— WHAT IS NEEDED —
The task here is to set down every line of the listing exactly.

— SUPPLIED MATERIAL —
#####

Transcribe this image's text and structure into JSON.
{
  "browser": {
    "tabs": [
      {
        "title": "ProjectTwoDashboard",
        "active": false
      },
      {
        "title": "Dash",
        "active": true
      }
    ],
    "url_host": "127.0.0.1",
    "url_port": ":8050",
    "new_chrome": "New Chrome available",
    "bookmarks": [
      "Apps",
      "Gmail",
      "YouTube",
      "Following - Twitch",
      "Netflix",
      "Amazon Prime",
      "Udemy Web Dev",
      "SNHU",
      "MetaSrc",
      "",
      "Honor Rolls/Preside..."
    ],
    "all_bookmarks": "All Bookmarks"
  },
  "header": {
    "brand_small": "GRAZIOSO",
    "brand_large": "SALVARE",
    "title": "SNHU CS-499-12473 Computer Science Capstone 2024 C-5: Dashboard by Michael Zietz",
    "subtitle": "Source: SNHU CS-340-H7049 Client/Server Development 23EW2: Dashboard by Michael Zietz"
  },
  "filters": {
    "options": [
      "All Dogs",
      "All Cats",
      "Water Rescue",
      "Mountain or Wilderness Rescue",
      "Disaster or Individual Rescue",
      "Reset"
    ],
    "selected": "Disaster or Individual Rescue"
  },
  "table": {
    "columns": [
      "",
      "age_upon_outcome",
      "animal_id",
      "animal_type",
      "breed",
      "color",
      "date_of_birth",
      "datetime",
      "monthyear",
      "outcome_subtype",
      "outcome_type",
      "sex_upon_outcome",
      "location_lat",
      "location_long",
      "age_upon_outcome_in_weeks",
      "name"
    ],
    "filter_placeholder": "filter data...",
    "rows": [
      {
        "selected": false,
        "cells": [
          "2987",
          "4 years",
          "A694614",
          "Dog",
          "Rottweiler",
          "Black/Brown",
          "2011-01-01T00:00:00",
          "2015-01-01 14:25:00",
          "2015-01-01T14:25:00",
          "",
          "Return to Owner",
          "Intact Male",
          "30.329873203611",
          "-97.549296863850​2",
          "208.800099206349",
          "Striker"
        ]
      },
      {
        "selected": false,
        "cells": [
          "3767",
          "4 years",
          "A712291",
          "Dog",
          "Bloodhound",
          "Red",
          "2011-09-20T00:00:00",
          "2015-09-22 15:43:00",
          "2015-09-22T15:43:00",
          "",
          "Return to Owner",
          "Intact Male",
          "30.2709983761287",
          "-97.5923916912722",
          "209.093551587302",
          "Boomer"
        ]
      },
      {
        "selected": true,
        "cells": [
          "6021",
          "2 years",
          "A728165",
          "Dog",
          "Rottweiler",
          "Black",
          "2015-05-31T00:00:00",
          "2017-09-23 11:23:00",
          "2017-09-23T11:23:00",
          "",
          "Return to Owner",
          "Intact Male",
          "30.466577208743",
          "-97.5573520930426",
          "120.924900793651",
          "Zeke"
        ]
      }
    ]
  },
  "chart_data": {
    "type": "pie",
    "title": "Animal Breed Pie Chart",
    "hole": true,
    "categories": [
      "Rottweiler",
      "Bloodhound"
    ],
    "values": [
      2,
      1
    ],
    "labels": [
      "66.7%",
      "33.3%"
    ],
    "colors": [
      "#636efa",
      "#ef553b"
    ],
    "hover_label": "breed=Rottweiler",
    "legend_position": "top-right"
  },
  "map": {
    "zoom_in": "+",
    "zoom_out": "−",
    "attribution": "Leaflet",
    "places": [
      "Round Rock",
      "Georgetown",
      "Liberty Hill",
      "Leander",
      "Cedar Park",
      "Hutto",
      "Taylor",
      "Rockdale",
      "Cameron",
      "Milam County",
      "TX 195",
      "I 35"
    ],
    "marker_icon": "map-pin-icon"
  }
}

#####

— RESULT —
Transcribe this image's text and structure into JSON.
{
  "browser": {
    "tabs": [
      {
        "title": "ProjectTwoDashboard",
        "active": false
      },
      {
        "title": "Dash",
        "active": true
      }
    ],
    "url_host": "127.0.0.1",
    "url_port": ":8050",
    "new_chrome": "New Chrome available",
    "bookmarks": [
      "Apps",
      "Gmail",
      "YouTube",
      "Following - Twitch",
      "Netflix",
      "Amazon Prime",
      "Udemy Web Dev",
      "SNHU",
      "MetaSrc",
      "",
      "Honor Rolls/Preside..."
    ],
    "all_bookmarks": "All Bookmarks"
  },
  "header": {
    "brand_small": "GRAZIOSO",
    "brand_large": "SALVARE",
    "title": "SNHU CS-499-12473 Computer Science Capstone 2024 C-5: Dashboard by Michael Zietz",
    "subtitle": "Source: SNHU CS-340-H7049 Client/Server Development 23EW2: Dashboard by Michael Zietz"
  },
  "filters": {
    "options": [
      "All Dogs",
      "All Cats",
      "Water Rescue",
      "Mountain or Wilderness Rescue",
      "Disaster or Individual Rescue",
      "Reset"
    ],
    "selected": "Disaster or Individual Rescue"
  },
  "table": {
    "columns": [
      "",
      "age_upon_outcome",
      "animal_id",
      "animal_type",
      "breed",
      "color",
      "date_of_birth",
      "datetime",
      "monthyear",
      "outcome_subtype",
      "outcome_type",
      "sex_upon_outcome",
      "location_lat",
      "location_long",
      "age_upon_outcome_in_weeks",
      "name"
    ],
    "filter_placeholder": "filter data...",
    "rows": [
      {
        "selected": false,
        "cells": [
          "2987",
          "4 years",
          "A694614",
          "Dog",
          "Rottweiler",
          "Black/Brown",
          "2011-01-01T00:00:00",
          "2015-01-01 14:25:00",
          "2015-01-01T14:25:00",
          "",
          "Return to Owner",
          "Intact Male",
          "30.329873203611",
          "-97.549296863850​2",
          "208.800099206349",
          "Striker"
        ]
      },
      {
        "selected": false,
        "cells": [
          "3767",
          "4 years",
          "A712291",
          "Dog",
          "Bloodhound",
          "Red",
          "2011-09-20T00:00:00",
          "2015-09-22 15:43:00",
          "2015-09-22T15:43:00",
          "",
          "Return to Owner",
          "Intact Male",
          "30.2709983761287",
          "-97.5923916912722",
          "209.093551587302",
          "Boomer"
        ]
      },
      {
        "selected": true,
        "cells": [
          "6021",
          "2 years",
          "A728165",
          "Dog",
          "Rottweiler",
          "Black",
          "2015-05-31T00:00:00",
          "2017-09-23 11:23:00",
          "2017-09-23T11:23:00",
          "",
          "Return to Owner",
          "Intact Male",
          "30.466577208743",
          "-97.5573520930426",
          "120.924900793651",
          "Zeke"
        ]
      }
    ]
  },
  "chart_data": {
    "type": "pie",
    "title": "Animal Breed Pie Chart",
    "hole": true,
    "categories": [
      "Rottweiler",
      "Bloodhound"
    ],
    "values": [
      2,
      1
    ],
    "labels": [
      "66.7%",
      "33.3%"
    ],
    "colors": [
      "#636efa",
      "#ef553b"
    ],
    "hover_label": "breed=Rottweiler",
    "legend_position": "top-right"
  },
  "map": {
    "zoom_in": "+",
    "zoom_out": "−",
    "attribution": "Leaflet",
    "places": [
      "Round Rock",
      "Georgetown",
      "Liberty Hill",
      "Leander",
      "Cedar Park",
      "Hutto",
      "Taylor",
      "Rockdale",
      "Cameron",
      "Milam County",
      "TX 195",
      "I 35"
    ],
    "marker_icon": "map-pin-icon"
  }
}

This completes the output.